# identity 2

• July 27th 2009, 10:47 PM
william
identity 2
1. prove that cos $(\frac{3\pi}{2}+x)= sin x$

2. is $sin 2x sin x- cos x = \frac{\sqrt3}{4}$ is true for $\frac{7\pi}{6}$? Explain
• July 27th 2009, 10:51 PM
pomp
Quote:

Originally Posted by william
1. prove that cos $(\frac{3\pi}{2}+x)= sin x$

$\cos{\left(A+B\right)} = \cos{A}\cos{B} - \sin{A}\sin{B}$

So substitute what you have in question 1 into this formula.
• July 27th 2009, 11:26 PM
red_dog
Quote:

Originally Posted by william

2. is $sin 2x sin x- cos x = \frac{\sqrt3}{4}$ is true for $\frac{7\pi}{6}$? Explain

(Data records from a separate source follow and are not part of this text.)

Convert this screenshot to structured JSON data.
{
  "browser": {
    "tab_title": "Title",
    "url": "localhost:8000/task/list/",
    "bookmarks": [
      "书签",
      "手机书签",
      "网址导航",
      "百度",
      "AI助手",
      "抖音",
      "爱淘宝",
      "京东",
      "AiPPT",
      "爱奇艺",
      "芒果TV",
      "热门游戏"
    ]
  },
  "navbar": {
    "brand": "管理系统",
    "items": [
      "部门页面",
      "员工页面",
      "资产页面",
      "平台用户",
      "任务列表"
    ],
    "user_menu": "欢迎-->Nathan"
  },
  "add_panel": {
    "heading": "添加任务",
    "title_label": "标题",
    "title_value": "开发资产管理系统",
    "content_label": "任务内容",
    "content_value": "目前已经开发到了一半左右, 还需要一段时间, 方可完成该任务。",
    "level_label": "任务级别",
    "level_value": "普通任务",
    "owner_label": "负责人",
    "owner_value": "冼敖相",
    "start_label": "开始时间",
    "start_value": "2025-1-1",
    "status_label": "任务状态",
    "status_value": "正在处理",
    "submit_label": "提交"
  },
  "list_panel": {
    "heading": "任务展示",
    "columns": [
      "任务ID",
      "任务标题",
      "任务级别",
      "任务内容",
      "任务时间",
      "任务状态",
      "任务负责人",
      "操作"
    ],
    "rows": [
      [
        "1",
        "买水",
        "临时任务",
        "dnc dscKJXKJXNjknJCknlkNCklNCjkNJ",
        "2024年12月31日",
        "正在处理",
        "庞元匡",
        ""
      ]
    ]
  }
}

Replace x with $\frac{7\pi}{6}$

$\sin\left(2\cdot\frac{7\pi}{6}\right)=\sin\frac{7\ pi}{3}=\sin\left(2\pi+\frac{\pi}{3}\right)=\sin\fr ac{\pi}{3}=\frac{\sqrt{3}}{2}$

$\sin\frac{7\pi}{6}=\sin\left(\pi+\frac{\pi}{6}\rig ht)=-\sin\frac{\pi}{6}=-\frac{1}{2}$

$\cos\frac{7\pi}{6}=\cos\left(\pi+\frac{\pi}{6}\rig ht)=-\cos\frac{\pi}{6}=-\frac{\sqrt{3}}{2}$

I used $\sin(2\pi+\alpha)=\sin\alpha, \ \sin(\pi+\alpha)=-\sin\alpha, \ \cos(\pi+\alpha)=-\cos\alpha$